» WHAT IS NEEDED: How many lines in the records below contain "group"? Reply with the number only.

» Dataset rows describing interfaces:
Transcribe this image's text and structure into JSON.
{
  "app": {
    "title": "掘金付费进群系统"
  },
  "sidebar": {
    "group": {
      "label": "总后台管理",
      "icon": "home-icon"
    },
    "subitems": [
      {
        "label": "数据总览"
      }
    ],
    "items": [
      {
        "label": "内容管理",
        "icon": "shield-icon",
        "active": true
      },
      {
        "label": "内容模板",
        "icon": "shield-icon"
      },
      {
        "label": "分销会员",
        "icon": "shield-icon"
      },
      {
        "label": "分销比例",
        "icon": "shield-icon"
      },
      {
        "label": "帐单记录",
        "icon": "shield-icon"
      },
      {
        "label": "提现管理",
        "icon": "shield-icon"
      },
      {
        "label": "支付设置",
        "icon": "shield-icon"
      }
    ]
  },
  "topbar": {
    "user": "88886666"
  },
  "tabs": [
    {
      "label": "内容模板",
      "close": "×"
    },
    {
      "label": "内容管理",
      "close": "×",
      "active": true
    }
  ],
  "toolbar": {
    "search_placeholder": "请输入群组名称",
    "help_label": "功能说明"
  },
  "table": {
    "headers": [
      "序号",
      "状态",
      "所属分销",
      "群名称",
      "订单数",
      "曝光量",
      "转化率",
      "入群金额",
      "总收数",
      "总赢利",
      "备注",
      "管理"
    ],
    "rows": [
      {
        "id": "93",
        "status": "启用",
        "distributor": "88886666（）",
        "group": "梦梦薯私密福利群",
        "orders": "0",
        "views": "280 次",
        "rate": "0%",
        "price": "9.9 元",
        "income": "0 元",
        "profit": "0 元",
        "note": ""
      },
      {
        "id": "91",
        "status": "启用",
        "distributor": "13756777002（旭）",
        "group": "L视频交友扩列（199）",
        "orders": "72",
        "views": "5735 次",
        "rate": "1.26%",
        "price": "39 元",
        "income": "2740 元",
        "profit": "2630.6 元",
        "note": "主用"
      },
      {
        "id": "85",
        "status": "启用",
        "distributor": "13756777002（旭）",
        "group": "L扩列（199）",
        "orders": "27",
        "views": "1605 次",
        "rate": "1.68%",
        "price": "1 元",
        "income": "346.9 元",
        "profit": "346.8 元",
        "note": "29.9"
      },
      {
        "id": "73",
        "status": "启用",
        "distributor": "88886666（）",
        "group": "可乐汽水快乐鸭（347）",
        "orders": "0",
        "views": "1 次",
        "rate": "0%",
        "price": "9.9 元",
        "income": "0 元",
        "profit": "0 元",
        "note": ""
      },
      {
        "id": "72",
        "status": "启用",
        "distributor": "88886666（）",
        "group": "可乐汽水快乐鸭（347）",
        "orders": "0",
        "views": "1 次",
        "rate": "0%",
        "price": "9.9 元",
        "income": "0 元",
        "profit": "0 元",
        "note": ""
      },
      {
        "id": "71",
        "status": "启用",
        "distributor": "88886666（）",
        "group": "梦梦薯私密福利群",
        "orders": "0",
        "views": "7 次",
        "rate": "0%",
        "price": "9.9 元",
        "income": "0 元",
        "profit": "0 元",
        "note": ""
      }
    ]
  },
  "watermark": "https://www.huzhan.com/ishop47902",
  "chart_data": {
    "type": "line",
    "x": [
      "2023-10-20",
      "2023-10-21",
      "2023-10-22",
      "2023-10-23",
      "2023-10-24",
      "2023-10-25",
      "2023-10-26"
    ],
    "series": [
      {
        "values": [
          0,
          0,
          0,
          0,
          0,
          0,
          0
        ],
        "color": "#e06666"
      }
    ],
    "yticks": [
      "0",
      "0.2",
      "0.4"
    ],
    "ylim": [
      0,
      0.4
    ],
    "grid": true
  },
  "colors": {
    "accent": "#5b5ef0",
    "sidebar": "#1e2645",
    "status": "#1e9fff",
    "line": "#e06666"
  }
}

» EXERCISE ANSWER: 7